### TASK ITEM
The records follow. Filter them to the lines that hold "Properties".

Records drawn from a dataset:
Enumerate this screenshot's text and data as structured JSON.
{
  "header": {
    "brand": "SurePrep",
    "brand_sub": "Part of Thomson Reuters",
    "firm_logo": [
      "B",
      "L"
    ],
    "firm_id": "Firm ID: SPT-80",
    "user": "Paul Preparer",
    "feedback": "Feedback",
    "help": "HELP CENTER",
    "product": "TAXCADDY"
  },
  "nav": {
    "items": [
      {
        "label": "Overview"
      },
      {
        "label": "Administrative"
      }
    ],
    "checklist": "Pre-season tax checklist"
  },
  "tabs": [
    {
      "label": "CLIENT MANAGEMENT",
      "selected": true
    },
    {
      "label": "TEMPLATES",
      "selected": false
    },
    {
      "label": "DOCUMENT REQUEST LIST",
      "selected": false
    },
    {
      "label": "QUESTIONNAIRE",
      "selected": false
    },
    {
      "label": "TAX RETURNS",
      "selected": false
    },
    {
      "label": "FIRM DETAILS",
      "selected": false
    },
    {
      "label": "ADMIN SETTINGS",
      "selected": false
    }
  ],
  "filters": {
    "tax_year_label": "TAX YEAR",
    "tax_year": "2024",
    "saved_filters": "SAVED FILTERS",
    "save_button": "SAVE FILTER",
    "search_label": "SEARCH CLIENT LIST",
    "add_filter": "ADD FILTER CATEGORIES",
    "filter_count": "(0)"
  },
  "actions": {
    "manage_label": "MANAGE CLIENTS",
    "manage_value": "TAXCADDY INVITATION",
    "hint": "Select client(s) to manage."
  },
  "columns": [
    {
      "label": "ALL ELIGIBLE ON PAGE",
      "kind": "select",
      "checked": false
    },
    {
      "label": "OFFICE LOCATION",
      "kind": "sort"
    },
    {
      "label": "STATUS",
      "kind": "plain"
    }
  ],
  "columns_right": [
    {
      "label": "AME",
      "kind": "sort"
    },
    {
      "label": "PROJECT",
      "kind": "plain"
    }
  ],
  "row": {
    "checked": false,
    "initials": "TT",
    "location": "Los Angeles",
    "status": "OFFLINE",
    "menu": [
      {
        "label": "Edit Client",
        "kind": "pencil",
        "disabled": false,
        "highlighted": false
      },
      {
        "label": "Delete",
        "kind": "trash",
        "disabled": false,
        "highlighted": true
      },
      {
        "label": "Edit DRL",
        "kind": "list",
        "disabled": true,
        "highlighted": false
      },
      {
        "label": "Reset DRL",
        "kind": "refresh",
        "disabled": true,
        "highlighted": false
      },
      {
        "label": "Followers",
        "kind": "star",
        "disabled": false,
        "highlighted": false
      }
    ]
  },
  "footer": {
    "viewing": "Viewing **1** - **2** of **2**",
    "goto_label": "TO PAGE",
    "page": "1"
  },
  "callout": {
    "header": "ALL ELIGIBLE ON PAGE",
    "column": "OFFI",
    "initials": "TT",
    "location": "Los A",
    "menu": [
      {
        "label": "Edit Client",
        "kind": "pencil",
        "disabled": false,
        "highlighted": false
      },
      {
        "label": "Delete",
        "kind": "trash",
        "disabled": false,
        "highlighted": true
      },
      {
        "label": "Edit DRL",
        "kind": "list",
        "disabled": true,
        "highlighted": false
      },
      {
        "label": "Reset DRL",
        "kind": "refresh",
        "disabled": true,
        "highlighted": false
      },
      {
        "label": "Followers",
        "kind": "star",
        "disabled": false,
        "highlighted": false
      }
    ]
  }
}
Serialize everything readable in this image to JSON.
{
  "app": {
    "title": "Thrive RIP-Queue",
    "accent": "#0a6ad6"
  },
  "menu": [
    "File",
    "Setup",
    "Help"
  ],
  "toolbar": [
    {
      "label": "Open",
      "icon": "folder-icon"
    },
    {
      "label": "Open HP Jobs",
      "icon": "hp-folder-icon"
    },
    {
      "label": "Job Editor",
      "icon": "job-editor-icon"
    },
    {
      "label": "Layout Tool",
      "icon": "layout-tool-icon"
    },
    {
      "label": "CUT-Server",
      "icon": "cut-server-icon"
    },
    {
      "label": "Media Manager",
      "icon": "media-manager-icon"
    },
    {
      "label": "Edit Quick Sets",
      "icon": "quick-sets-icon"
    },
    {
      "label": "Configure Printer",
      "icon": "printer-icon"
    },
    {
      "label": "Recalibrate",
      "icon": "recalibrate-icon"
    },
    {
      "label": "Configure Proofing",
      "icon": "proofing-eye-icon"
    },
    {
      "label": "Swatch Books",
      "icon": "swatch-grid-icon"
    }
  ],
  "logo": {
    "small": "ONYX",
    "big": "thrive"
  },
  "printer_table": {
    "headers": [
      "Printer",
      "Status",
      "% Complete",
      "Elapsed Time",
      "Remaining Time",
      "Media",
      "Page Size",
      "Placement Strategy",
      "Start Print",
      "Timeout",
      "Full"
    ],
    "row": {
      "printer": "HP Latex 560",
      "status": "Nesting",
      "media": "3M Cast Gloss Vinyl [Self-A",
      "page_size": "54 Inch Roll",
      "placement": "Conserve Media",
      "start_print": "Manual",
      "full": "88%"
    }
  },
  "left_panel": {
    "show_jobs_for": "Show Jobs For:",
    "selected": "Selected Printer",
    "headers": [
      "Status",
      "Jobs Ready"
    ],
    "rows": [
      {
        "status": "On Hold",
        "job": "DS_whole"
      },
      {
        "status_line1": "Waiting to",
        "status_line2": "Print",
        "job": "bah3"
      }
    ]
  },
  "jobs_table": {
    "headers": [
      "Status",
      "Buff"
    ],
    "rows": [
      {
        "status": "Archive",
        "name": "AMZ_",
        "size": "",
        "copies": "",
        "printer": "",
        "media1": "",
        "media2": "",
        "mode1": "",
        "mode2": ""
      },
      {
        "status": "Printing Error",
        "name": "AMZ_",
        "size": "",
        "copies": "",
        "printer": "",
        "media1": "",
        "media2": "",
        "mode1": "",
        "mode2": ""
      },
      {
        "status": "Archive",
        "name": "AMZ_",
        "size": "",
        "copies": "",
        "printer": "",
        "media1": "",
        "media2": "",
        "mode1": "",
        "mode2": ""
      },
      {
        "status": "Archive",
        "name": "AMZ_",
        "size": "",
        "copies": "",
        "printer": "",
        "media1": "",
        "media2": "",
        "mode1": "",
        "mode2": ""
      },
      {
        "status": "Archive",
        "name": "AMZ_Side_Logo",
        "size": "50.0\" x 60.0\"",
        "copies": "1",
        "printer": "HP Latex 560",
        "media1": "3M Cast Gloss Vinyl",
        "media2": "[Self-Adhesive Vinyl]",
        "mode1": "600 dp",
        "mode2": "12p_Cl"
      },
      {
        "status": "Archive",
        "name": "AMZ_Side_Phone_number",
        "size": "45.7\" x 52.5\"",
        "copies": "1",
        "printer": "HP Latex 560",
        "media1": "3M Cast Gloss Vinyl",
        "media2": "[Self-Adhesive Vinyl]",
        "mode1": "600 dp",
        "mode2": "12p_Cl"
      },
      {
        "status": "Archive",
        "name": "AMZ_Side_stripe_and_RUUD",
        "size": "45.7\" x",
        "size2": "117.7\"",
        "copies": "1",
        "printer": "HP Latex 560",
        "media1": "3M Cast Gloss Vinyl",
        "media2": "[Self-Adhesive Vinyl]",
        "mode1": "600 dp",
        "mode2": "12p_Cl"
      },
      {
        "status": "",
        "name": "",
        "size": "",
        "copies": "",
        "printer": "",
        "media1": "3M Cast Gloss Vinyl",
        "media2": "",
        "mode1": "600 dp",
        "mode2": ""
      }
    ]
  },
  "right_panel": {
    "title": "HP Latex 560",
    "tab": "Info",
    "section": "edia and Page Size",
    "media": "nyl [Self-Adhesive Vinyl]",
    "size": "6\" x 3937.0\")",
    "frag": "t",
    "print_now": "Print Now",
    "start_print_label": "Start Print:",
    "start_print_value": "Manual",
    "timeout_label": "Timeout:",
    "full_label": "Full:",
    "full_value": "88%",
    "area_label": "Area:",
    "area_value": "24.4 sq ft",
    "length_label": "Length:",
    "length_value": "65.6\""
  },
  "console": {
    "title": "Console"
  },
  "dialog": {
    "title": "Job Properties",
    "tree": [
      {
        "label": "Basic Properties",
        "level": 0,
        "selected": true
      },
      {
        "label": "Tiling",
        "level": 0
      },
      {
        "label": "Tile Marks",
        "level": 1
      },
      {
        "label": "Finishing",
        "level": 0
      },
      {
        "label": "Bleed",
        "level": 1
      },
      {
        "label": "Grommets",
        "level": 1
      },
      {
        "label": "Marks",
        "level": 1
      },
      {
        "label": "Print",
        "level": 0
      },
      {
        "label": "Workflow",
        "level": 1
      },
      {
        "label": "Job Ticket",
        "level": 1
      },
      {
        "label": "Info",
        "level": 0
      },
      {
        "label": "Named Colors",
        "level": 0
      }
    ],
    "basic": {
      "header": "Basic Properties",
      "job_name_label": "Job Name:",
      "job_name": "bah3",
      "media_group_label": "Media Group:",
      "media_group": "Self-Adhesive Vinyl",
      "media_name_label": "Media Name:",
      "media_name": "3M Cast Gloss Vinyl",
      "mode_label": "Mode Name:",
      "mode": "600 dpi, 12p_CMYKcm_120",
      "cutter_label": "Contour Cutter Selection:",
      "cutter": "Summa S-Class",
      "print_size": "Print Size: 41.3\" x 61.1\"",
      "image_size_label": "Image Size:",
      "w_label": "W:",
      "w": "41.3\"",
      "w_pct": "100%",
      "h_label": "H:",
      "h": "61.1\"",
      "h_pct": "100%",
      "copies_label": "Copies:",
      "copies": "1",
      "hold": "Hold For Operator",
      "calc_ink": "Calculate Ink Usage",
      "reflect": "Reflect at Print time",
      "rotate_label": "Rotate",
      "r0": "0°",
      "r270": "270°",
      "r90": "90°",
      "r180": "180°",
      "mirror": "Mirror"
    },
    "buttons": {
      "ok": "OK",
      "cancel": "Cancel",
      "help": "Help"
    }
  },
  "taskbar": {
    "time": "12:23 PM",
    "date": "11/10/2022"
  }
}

### ANSWER TO THIS PROBLEM
    "title": "Job Properties",
        "label": "Basic Properties",
      "header": "Basic Properties",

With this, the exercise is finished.